[What is expected] The records below are to be reproduced exactly, with the pictures left out.

Records from a collection:
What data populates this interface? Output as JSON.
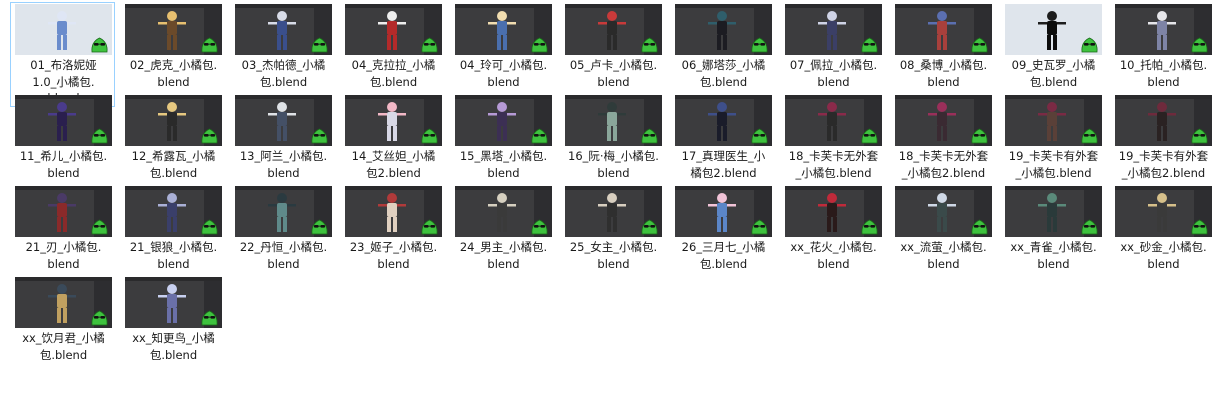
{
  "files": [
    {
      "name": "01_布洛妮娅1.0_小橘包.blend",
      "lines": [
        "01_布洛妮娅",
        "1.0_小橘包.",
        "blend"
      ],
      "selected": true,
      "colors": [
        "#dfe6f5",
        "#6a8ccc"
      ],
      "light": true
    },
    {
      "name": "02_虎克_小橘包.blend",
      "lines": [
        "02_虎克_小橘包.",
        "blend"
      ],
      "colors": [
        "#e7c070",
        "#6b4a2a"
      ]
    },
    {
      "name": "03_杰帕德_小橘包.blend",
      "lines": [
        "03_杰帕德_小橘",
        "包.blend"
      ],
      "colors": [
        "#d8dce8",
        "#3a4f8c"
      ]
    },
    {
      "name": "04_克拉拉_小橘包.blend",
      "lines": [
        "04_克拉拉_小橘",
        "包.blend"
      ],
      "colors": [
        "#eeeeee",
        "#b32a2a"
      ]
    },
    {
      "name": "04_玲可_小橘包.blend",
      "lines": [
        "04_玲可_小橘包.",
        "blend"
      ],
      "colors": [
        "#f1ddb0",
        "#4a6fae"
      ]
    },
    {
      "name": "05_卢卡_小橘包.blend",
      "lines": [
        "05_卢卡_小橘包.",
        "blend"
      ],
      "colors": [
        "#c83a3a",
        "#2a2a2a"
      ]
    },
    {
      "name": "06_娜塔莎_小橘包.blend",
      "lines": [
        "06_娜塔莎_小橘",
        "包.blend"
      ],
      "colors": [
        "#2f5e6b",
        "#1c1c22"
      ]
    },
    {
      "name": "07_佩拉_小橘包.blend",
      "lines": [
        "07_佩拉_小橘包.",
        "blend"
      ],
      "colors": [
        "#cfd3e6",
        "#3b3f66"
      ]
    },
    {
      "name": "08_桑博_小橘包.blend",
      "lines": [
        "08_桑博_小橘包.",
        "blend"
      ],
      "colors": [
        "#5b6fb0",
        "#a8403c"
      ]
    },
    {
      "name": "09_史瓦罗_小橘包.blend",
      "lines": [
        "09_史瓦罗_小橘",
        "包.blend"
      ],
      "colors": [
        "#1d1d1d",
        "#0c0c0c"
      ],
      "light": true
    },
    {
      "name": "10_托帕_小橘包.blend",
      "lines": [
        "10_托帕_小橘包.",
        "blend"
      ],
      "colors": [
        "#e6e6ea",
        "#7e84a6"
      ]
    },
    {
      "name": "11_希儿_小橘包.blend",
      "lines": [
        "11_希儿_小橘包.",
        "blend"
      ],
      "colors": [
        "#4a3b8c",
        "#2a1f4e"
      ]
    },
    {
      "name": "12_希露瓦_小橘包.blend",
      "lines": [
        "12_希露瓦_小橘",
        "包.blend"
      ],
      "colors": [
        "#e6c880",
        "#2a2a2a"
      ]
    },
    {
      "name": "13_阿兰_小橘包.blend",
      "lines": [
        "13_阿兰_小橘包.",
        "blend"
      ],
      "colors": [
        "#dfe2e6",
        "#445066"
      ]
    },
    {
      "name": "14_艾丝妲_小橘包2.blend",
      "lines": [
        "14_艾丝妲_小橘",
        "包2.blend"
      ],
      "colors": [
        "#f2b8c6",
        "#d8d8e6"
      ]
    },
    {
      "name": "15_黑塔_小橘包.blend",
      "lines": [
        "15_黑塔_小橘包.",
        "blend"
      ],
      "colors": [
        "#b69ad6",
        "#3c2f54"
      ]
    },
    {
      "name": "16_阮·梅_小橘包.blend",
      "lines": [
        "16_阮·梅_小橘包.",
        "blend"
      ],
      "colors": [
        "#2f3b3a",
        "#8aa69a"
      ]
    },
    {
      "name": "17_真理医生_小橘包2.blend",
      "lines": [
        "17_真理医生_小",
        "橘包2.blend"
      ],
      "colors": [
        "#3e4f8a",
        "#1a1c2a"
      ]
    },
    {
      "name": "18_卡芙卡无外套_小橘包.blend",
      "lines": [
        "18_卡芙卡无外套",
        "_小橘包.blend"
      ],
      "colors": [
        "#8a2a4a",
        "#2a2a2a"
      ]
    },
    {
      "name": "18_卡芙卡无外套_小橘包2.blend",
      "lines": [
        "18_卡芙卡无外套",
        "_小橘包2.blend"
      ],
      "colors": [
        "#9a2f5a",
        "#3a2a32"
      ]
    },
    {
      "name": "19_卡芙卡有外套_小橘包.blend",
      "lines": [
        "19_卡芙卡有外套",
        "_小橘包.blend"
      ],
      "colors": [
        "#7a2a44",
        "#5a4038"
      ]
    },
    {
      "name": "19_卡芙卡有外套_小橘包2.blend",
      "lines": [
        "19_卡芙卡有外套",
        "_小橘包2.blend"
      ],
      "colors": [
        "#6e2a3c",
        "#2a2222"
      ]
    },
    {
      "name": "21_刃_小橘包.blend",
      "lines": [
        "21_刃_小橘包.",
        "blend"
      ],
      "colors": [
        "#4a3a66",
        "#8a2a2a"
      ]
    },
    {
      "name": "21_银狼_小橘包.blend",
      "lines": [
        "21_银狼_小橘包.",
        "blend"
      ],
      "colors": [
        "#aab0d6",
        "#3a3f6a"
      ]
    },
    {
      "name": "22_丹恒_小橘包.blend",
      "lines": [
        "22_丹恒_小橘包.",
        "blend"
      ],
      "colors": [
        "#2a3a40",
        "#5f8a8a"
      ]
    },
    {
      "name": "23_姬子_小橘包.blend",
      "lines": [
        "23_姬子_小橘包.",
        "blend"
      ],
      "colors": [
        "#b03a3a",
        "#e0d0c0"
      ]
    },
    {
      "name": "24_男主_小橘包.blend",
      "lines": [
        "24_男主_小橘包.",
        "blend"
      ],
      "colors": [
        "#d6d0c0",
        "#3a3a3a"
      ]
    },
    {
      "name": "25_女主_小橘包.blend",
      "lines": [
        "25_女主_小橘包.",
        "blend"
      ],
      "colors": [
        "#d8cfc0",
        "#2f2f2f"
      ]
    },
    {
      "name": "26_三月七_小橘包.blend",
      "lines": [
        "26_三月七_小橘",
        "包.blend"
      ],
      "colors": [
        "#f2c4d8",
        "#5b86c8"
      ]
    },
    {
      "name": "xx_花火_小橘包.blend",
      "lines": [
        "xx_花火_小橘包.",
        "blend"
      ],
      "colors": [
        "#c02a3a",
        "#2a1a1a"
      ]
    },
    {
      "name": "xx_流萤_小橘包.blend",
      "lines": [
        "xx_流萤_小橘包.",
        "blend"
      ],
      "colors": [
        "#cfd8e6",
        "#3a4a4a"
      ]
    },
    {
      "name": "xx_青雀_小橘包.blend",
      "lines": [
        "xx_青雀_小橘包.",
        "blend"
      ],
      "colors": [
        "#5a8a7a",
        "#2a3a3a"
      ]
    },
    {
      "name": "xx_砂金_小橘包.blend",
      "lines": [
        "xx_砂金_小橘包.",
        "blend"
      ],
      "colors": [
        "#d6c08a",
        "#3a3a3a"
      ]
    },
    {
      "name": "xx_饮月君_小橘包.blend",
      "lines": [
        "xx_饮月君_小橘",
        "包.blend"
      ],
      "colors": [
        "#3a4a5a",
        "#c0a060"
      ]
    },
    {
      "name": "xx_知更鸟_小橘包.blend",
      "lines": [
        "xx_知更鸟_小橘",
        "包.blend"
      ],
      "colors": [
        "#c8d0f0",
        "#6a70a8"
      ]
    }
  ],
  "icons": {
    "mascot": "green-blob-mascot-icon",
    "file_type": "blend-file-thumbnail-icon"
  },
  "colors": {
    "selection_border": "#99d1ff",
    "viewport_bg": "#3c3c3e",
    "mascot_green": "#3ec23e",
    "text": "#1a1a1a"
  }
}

[Result of this task]
What data populates this interface? Output as JSON.
{
  "files": [
    {
      "name": "01_布洛妮娅1.0_小橘包.blend",
      "lines": [
        "01_布洛妮娅",
        "1.0_小橘包.",
        "blend"
      ],
      "selected": true,
      "colors": [
        "#dfe6f5",
        "#6a8ccc"
      ],
      "light": true
    },
    {
      "name": "02_虎克_小橘包.blend",
      "lines": [
        "02_虎克_小橘包.",
        "blend"
      ],
      "colors": [
        "#e7c070",
        "#6b4a2a"
      ]
    },
    {
      "name": "03_杰帕德_小橘包.blend",
      "lines": [
        "03_杰帕德_小橘",
        "包.blend"
      ],
      "colors": [
        "#d8dce8",
        "#3a4f8c"
      ]
    },
    {
      "name": "04_克拉拉_小橘包.blend",
      "lines": [
        "04_克拉拉_小橘",
        "包.blend"
      ],
      "colors": [
        "#eeeeee",
        "#b32a2a"
      ]
    },
    {
      "name": "04_玲可_小橘包.blend",
      "lines": [
        "04_玲可_小橘包.",
        "blend"
      ],
      "colors": [
        "#f1ddb0",
        "#4a6fae"
      ]
    },
    {
      "name": "05_卢卡_小橘包.blend",
      "lines": [
        "05_卢卡_小橘包.",
        "blend"
      ],
      "colors": [
        "#c83a3a",
        "#2a2a2a"
      ]
    },
    {
      "name": "06_娜塔莎_小橘包.blend",
      "lines": [
        "06_娜塔莎_小橘",
        "包.blend"
      ],
      "colors": [
        "#2f5e6b",
        "#1c1c22"
      ]
    },
    {
      "name": "07_佩拉_小橘包.blend",
      "lines": [
        "07_佩拉_小橘包.",
        "blend"
      ],
      "colors": [
        "#cfd3e6",
        "#3b3f66"
      ]
    },
    {
      "name": "08_桑博_小橘包.blend",
      "lines": [
        "08_桑博_小橘包.",
        "blend"
      ],
      "colors": [
        "#5b6fb0",
        "#a8403c"
      ]
    },
    {
      "name": "09_史瓦罗_小橘包.blend",
      "lines": [
        "09_史瓦罗_小橘",
        "包.blend"
      ],
      "colors": [
        "#1d1d1d",
        "#0c0c0c"
      ],
      "light": true
    },
    {
      "name": "10_托帕_小橘包.blend",
      "lines": [
        "10_托帕_小橘包.",
        "blend"
      ],
      "colors": [
        "#e6e6ea",
        "#7e84a6"
      ]
    },
    {
      "name": "11_希儿_小橘包.blend",
      "lines": [
        "11_希儿_小橘包.",
        "blend"
      ],
      "colors": [
        "#4a3b8c",
        "#2a1f4e"
      ]
    },
    {
      "name": "12_希露瓦_小橘包.blend",
      "lines": [
        "12_希露瓦_小橘",
        "包.blend"
      ],
      "colors": [
        "#e6c880",
        "#2a2a2a"
      ]
    },
    {
      "name": "13_阿兰_小橘包.blend",
      "lines": [
        "13_阿兰_小橘包.",
        "blend"
      ],
      "colors": [
        "#dfe2e6",
        "#445066"
      ]
    },
    {
      "name": "14_艾丝妲_小橘包2.blend",
      "lines": [
        "14_艾丝妲_小橘",
        "包2.blend"
      ],
      "colors": [
        "#f2b8c6",
        "#d8d8e6"
      ]
    },
    {
      "name": "15_黑塔_小橘包.blend",
      "lines": [
        "15_黑塔_小橘包.",
        "blend"
      ],
      "colors": [
        "#b69ad6",
        "#3c2f54"
      ]
    },
    {
      "name": "16_阮·梅_小橘包.blend",
      "lines": [
        "16_阮·梅_小橘包.",
        "blend"
      ],
      "colors": [
        "#2f3b3a",
        "#8aa69a"
      ]
    },
    {
      "name": "17_真理医生_小橘包2.blend",
      "lines": [
        "17_真理医生_小",
        "橘包2.blend"
      ],
      "colors": [
        "#3e4f8a",
        "#1a1c2a"
      ]
    },
    {
      "name": "18_卡芙卡无外套_小橘包.blend",
      "lines": [
        "18_卡芙卡无外套",
        "_小橘包.blend"
      ],
      "colors": [
        "#8a2a4a",
        "#2a2a2a"
      ]
    },
    {
      "name": "18_卡芙卡无外套_小橘包2.blend",
      "lines": [
        "18_卡芙卡无外套",
        "_小橘包2.blend"
      ],
      "colors": [
        "#9a2f5a",
        "#3a2a32"
      ]
    },
    {
      "name": "19_卡芙卡有外套_小橘包.blend",
      "lines": [
        "19_卡芙卡有外套",
        "_小橘包.blend"
      ],
      "colors": [
        "#7a2a44",
        "#5a4038"
      ]
    },
    {
      "name": "19_卡芙卡有外套_小橘包2.blend",
      "lines": [
        "19_卡芙卡有外套",
        "_小橘包2.blend"
      ],
      "colors": [
        "#6e2a3c",
        "#2a2222"
      ]
    },
    {
      "name": "21_刃_小橘包.blend",
      "lines": [
        "21_刃_小橘包.",
        "blend"
      ],
      "colors": [
        "#4a3a66",
        "#8a2a2a"
      ]
    },
    {
      "name": "21_银狼_小橘包.blend",
      "lines": [
        "21_银狼_小橘包.",
        "blend"
      ],
      "colors": [
        "#aab0d6",
        "#3a3f6a"
      ]
    },
    {
      "name": "22_丹恒_小橘包.blend",
      "lines": [
        "22_丹恒_小橘包.",
        "blend"
      ],
      "colors": [
        "#2a3a40",
        "#5f8a8a"
      ]
    },
    {
      "name": "23_姬子_小橘包.blend",
      "lines": [
        "23_姬子_小橘包.",
        "blend"
      ],
      "colors": [
        "#b03a3a",
        "#e0d0c0"
      ]
    },
    {
      "name": "24_男主_小橘包.blend",
      "lines": [
        "24_男主_小橘包.",
        "blend"
      ],
      "colors": [
        "#d6d0c0",
        "#3a3a3a"
      ]
    },
    {
      "name": "25_女主_小橘包.blend",
      "lines": [
        "25_女主_小橘包.",
        "blend"
      ],
      "colors": [
        "#d8cfc0",
        "#2f2f2f"
      ]
    },
    {
      "name": "26_三月七_小橘包.blend",
      "lines": [
        "26_三月七_小橘",
        "包.blend"
      ],
      "colors": [
        "#f2c4d8",
        "#5b86c8"
      ]
    },
    {
      "name": "xx_花火_小橘包.blend",
      "lines": [
        "xx_花火_小橘包.",
        "blend"
      ],
      "colors": [
        "#c02a3a",
        "#2a1a1a"
      ]
    },
    {
      "name": "xx_流萤_小橘包.blend",
      "lines": [
        "xx_流萤_小橘包.",
        "blend"
      ],
      "colors": [
        "#cfd8e6",
        "#3a4a4a"
      ]
    },
    {
      "name": "xx_青雀_小橘包.blend",
      "lines": [
        "xx_青雀_小橘包.",
        "blend"
      ],
      "colors": [
        "#5a8a7a",
        "#2a3a3a"
      ]
    },
    {
      "name": "xx_砂金_小橘包.blend",
      "lines": [
        "xx_砂金_小橘包.",
        "blend"
      ],
      "colors": [
        "#d6c08a",
        "#3a3a3a"
      ]
    },
    {
      "name": "xx_饮月君_小橘包.blend",
      "lines": [
        "xx_饮月君_小橘",
        "包.blend"
      ],
      "colors": [
        "#3a4a5a",
        "#c0a060"
      ]
    },
    {
      "name": "xx_知更鸟_小橘包.blend",
      "lines": [
        "xx_知更鸟_小橘",
        "包.blend"
      ],
      "colors": [
        "#c8d0f0",
        "#6a70a8"
      ]
    }
  ],
  "icons": {
    "mascot": "green-blob-mascot-icon",
    "file_type": "blend-file-thumbnail-icon"
  },
  "colors": {
    "selection_border": "#99d1ff",
    "viewport_bg": "#3c3c3e",
    "mascot_green": "#3ec23e",
    "text": "#1a1a1a"
  }
}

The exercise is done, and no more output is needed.